Recorded information →
===============

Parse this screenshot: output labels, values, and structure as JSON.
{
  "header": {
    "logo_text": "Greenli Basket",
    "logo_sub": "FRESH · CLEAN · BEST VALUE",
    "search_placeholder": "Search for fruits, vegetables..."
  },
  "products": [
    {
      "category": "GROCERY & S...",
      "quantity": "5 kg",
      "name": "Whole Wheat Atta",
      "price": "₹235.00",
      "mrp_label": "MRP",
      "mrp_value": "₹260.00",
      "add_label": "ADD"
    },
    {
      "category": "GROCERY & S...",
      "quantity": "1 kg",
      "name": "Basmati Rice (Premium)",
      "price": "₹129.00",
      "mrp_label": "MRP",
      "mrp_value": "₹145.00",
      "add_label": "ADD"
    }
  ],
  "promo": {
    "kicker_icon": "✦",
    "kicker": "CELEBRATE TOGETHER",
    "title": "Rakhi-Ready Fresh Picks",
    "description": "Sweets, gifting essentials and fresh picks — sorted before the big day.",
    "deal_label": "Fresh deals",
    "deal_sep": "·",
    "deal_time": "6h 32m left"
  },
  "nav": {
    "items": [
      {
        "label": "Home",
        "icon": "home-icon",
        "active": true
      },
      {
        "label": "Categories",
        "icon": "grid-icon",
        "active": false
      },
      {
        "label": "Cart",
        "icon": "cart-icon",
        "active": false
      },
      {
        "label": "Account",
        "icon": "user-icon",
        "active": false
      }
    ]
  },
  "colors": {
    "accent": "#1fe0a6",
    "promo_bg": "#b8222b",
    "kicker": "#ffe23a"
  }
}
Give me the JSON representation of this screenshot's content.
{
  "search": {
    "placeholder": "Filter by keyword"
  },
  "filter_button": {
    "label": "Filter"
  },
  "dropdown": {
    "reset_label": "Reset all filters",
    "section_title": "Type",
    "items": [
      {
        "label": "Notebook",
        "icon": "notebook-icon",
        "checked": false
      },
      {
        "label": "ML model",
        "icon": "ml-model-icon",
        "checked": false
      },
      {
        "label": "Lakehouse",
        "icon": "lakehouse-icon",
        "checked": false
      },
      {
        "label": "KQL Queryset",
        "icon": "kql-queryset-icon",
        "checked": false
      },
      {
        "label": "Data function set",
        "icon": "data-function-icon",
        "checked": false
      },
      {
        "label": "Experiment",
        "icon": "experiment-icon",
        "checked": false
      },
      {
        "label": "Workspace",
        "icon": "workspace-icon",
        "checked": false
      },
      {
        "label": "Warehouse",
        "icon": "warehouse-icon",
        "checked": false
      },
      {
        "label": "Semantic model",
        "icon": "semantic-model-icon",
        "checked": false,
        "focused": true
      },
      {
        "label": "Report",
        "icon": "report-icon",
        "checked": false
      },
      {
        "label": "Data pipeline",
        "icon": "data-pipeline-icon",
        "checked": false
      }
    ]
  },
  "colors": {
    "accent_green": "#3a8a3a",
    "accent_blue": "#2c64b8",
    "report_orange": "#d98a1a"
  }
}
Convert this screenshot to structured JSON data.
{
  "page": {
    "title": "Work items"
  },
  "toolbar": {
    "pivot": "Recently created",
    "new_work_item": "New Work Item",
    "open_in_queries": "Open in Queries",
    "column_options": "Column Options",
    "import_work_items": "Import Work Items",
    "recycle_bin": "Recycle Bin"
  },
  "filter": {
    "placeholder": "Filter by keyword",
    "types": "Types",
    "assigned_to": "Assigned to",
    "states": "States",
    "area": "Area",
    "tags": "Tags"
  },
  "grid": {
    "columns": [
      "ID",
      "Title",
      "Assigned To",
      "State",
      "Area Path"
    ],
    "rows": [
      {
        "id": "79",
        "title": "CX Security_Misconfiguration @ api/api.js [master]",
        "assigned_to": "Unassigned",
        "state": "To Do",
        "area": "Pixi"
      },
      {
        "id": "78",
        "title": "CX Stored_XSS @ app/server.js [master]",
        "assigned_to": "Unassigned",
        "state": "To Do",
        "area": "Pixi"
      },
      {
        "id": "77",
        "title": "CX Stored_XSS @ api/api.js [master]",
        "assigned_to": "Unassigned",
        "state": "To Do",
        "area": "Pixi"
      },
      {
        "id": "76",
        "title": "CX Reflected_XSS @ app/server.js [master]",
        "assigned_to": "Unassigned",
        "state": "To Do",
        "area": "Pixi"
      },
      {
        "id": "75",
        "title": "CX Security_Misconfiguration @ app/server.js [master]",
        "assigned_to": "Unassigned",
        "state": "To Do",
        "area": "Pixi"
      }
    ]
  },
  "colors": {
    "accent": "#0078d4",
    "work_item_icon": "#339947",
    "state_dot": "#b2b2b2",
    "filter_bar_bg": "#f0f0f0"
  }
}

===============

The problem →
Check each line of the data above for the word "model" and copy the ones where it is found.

Solution for this exercise →
        "label": "ML model",
        "icon": "ml-model-icon",
        "label": "Semantic model",
        "icon": "semantic-model-icon",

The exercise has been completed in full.